International investment groups are looking to buyout leading fund manager By Jane Wallace Investmen...
International investment groups are looking to buyout leading fund manager
By Jane Wallace
Investment Week understands a number of international investment groups including Mellon Bank of the US and Hypo Bank of Germany are considering bids for Perpetual.
In addition to being put in play by others, Perpetual has also tried to initiate talks with Foreign & Colonial, which is owned by Hypo Bank, to discuss a prospective merger but F&C declined to take the discussions forward.
Roger Cornick, deputy chairman at Perpetual, said: "From time to time people come along with ideas and it is our fiduciary duty to maximise shareholder value so we must consider them.
"Possibly someone will come along with an idea we are interested in, but no-one has done that yet.
"The reality is that the Merrill/Mercury and Prudential/ M&G deal have set the benchmark so high that few organisations can afford to swallow it. We could not sell at anything less than the M&G price without raising questions."
It is understood Hypo Bank was keen to see a deal done and has even considered making a bid itself but feels the potential price, which could be between £50 and £60 a share, too expensive.
Mellon, which took over Newton Fund Managers in October 1998, has also examined the potential appeals of Perpetual but as yet has not taken it further.

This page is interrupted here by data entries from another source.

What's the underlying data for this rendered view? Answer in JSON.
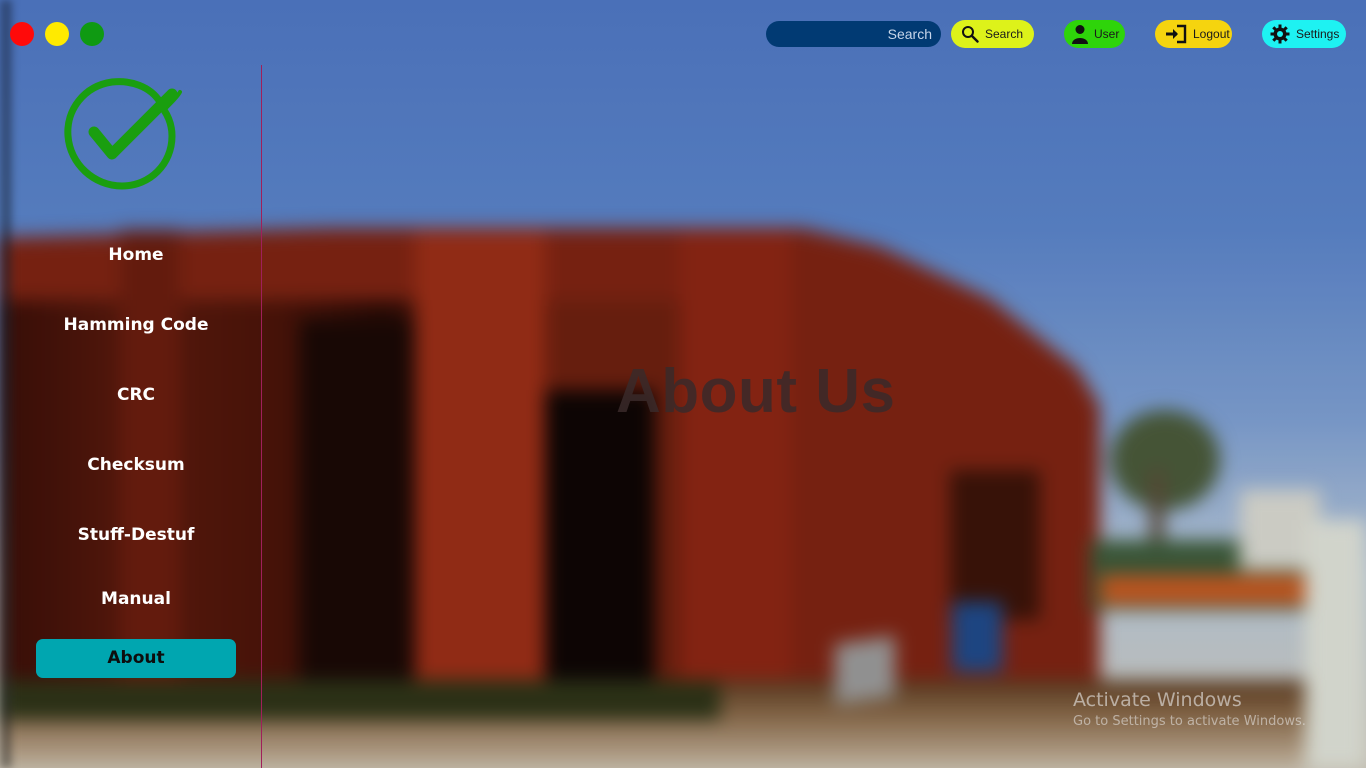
{
  "window_controls": {
    "colors": {
      "close": "#ff0a0a",
      "minimize": "#ffea00",
      "maximize": "#0f9a12"
    }
  },
  "header": {
    "search": {
      "placeholder": "Search"
    },
    "search_button": {
      "label": "Search",
      "icon": "magnifier-icon",
      "color": "#ddf21a"
    },
    "user_button": {
      "label": "User",
      "icon": "person-icon",
      "color": "#2ed40a"
    },
    "logout_button": {
      "label": "Logout",
      "icon": "sign-in-arrow-icon",
      "color": "#f5d40f"
    },
    "settings_button": {
      "label": "Settings",
      "icon": "gear-icon",
      "color": "#1ef2f2"
    }
  },
  "sidebar": {
    "logo": {
      "icon": "green-checkmark-circle-icon",
      "color": "#1a9e0f"
    },
    "items": [
      {
        "label": "Home",
        "active": false
      },
      {
        "label": "Hamming Code",
        "active": false
      },
      {
        "label": "CRC",
        "active": false
      },
      {
        "label": "Checksum",
        "active": false
      },
      {
        "label": "Stuff-Destuf",
        "active": false
      },
      {
        "label": "Manual",
        "active": false
      },
      {
        "label": "About",
        "active": true
      }
    ],
    "active_color": "#00a6b0",
    "divider_color": "#a01f5a"
  },
  "main": {
    "heading": "About Us"
  },
  "watermark": {
    "title": "Activate Windows",
    "subtitle": "Go to Settings to activate Windows."
  }
}
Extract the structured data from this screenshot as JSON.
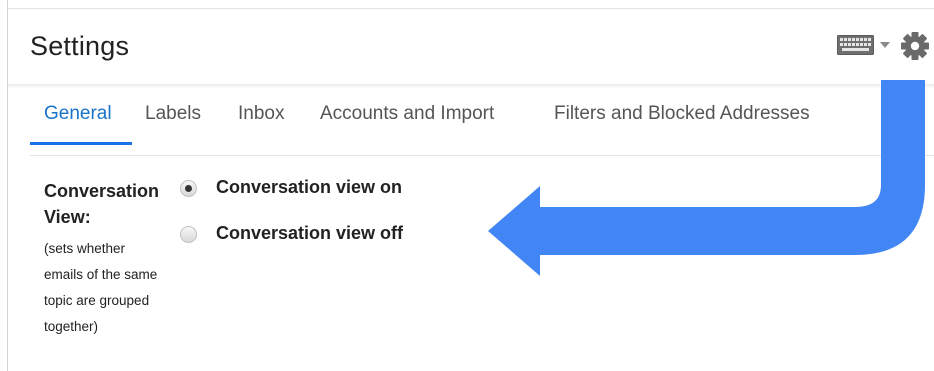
{
  "header": {
    "title": "Settings",
    "icons": [
      "keyboard-icon",
      "chevron-down-icon",
      "gear-icon"
    ]
  },
  "tabs": [
    {
      "label": "General",
      "active": true
    },
    {
      "label": "Labels",
      "active": false
    },
    {
      "label": "Inbox",
      "active": false
    },
    {
      "label": "Accounts and Import",
      "active": false
    },
    {
      "label": "Filters and Blocked Addresses",
      "active": false
    }
  ],
  "conversation_view": {
    "label_line1": "Conversation",
    "label_line2": "View:",
    "description_lines": [
      "(sets whether",
      "emails of the same",
      "topic are grouped",
      "together)"
    ],
    "options": [
      {
        "label": "Conversation view on",
        "selected": true
      },
      {
        "label": "Conversation view off",
        "selected": false
      }
    ]
  },
  "colors": {
    "accent": "#1a73e8",
    "annotation_arrow": "#4285f4",
    "text": "#222222",
    "tab_text": "#555555"
  },
  "annotation": {
    "icon": "curved-arrow-icon",
    "points_to": "conversation view options"
  }
}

Jonathan O'Driscoll, head of Mellon Trust (Europe), said: "We would consider any good quality provider in the market at a sensible price but we are not looking at any particular company at the moment."
Recent research by Credit Suisse First Boston (CSFB) estimates Perpetual is worth £55 per share. On 7 July, Perpetual's shares were at £35.67.
CSFB arrived at its price tag with reference to the Prudential/M&G sale which had a P/E ratio of 33 times, 10.5% of funds under management.
A high price tag attatched to M&G was needed to persuade the EsmŽe Fairburn Trust, a charitable foundation, to sell its majority 33.3% stake.
There is a similar situation at Perpetual. The major shareholder is chairman Martin Arbib, who personally owns 10% of Perpetual and a further 30% through trusts. Cornick and chief executive officer David Mossop have 2% each.
Another similarity is that both companies are concentrated on high margin UK retail business and have strong brands in that market but neither have a large presence in Europe, the US or the institutional investment market.
Much of the value inherent in Perpetual comes through the key personnel. According to CSFB, the three main members of staff are Arbib, Cornick and Mossop.
Compared to 6% of 55-64 years olds
Sam Gold and Doug Abbott to take reins
Bionic advice for private clients
Creates £11bn asset management business